Lesson: more machines, more jobs creation.
My car is old, so it goes to a repair shop often. My mechanic before works alone, no assistant, why -- because he has all the machines he needs. He does not slip on the floor to check what's wrong with the arms and bolts under the engine or beside the tires, he has 2 car lifters. He can check the engine and other moving parts from top to bottom while standing. He earns big of course, both from the shop owner and from tips of customers.
What does he do with his higher income? He spends more, he buys things that he could not buy before. More industries are created to supply his new needs and those of other people with higher productivity, higher income.
I went to Malaysia 2x last year, I was surprised that KLIA now is highly mechanized, people just go to the counters to drop their check in baggage, otherwise they just enter the airport and head straight to the immigration area, then departure lounge.
Does this displace airport workers? Temporarily yes, but faster and efficient check in also attracts more foreign visitors, and so more jobs in the tourism sector (hotels, tours, restos, bars, etc.) will be created.
In this article, a question to ask will be, "What to do with the 1.7 million truckers to be replaced by "self-driving" trucks?" http://www.latimes.com/.../la-fi-automated-trucks-labor.../
I think for every 1.7 M jobs/truckers to be replaced by self-driving trucks, there will be 1.7 to 2 M new jobs in the robots/machines manufacturing, transport, marketing/selling, repair, upgrades industries. Plus more restos, coffee shops, bake shops, hotels, etc. as people spend more from their higher income.
What can kill jobs are not machines and robots (they expand jobs actually), but govt heavy regulations of wages and benefits. Like mandatory high minimum wage.
This alarmism and negativism about the role of more robots, more machines in our lives, are supportive of the "inequality is wrong/evil" mantra. Only competitive capitalism and the free market system are capable of endless innovation, mechanization and robotics/tech modernization because the goal is to mass produce many things: mobile phones, shoes, clothes, cars, flat tv, etc. Let the robots and machines produce those things 24/7, no weekends and holidays if necessary -- like the airlines, hotels, bus lines, etc.

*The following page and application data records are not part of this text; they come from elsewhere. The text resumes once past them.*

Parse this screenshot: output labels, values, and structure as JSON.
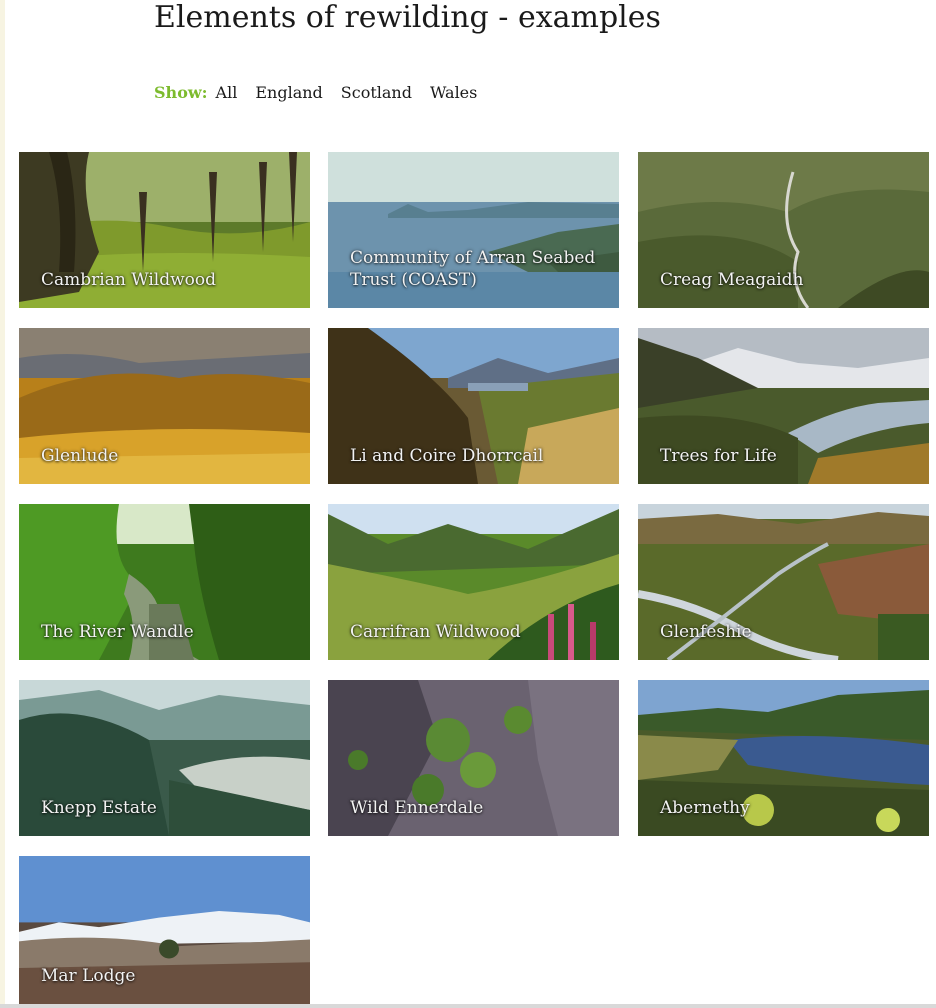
{
  "page": {
    "title": "Elements of rewilding - examples"
  },
  "filter": {
    "label": "Show:",
    "options": [
      "All",
      "England",
      "Scotland",
      "Wales"
    ]
  },
  "tiles": [
    {
      "label": "Cambrian Wildwood"
    },
    {
      "label": "Community of Arran Seabed Trust (COAST)"
    },
    {
      "label": "Creag Meagaidh"
    },
    {
      "label": "Glenlude"
    },
    {
      "label": "Li and Coire Dhorrcail"
    },
    {
      "label": "Trees for Life"
    },
    {
      "label": "The River Wandle"
    },
    {
      "label": "Carrifran Wildwood"
    },
    {
      "label": "Glenfeshie"
    },
    {
      "label": "Knepp Estate"
    },
    {
      "label": "Wild Ennerdale"
    },
    {
      "label": "Abernethy"
    },
    {
      "label": "Mar Lodge"
    }
  ],
  "colors": {
    "accent": "#7dbb2e",
    "text": "#1a1a1a"
  }
}
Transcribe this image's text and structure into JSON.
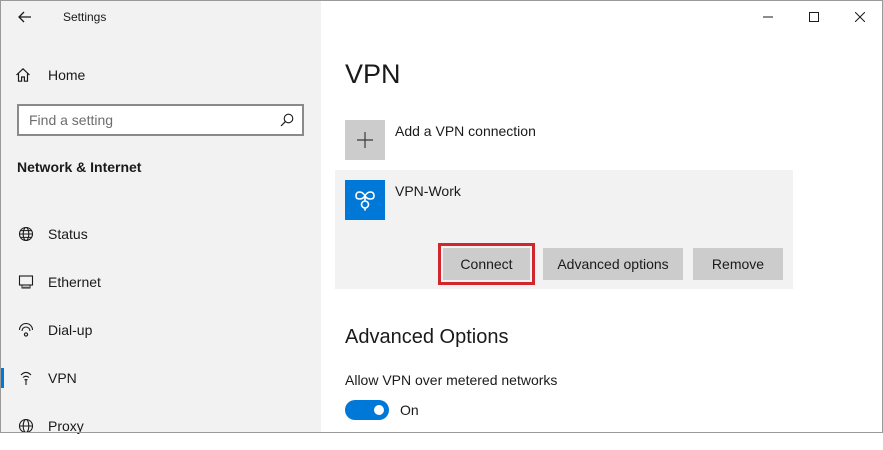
{
  "window": {
    "title": "Settings",
    "controls": [
      "minimize",
      "maximize",
      "close"
    ]
  },
  "sidebar": {
    "home_label": "Home",
    "search": {
      "placeholder": "Find a setting",
      "value": ""
    },
    "section_heading": "Network & Internet",
    "items": [
      {
        "label": "Status",
        "icon": "globe-icon",
        "selected": false
      },
      {
        "label": "Ethernet",
        "icon": "ethernet-icon",
        "selected": false
      },
      {
        "label": "Dial-up",
        "icon": "dial-up-icon",
        "selected": false
      },
      {
        "label": "VPN",
        "icon": "vpn-icon",
        "selected": true
      },
      {
        "label": "Proxy",
        "icon": "proxy-globe-icon",
        "selected": false
      }
    ]
  },
  "main": {
    "title": "VPN",
    "add_connection_label": "Add a VPN connection",
    "connection": {
      "name": "VPN-Work",
      "buttons": {
        "connect": "Connect",
        "advanced": "Advanced options",
        "remove": "Remove"
      }
    },
    "advanced_options": {
      "heading": "Advanced Options",
      "metered_label": "Allow VPN over metered networks",
      "metered_state": "On",
      "metered_enabled": true
    }
  },
  "colors": {
    "accent": "#0078d7",
    "highlight": "#d1262e",
    "sidebar_bg": "#f2f2f2",
    "button_bg": "#cccccc"
  }
}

The people who operate those robots and machines are paid 5x, 10x, 30x the minimum wage, these "workers" can be richer than any small-time capitalists around.
Labor Econ 15: Europe's High Long-Term Unemployment, August 06, 2015
Labor Econ 16: Wages in Asia, Robots and OFWs, April 30, 2015Labor Econ 17, On ending contractualization, May 01, 2016 BWorld 62, Unemployment and underemployment data may be overstated, June 08, 2016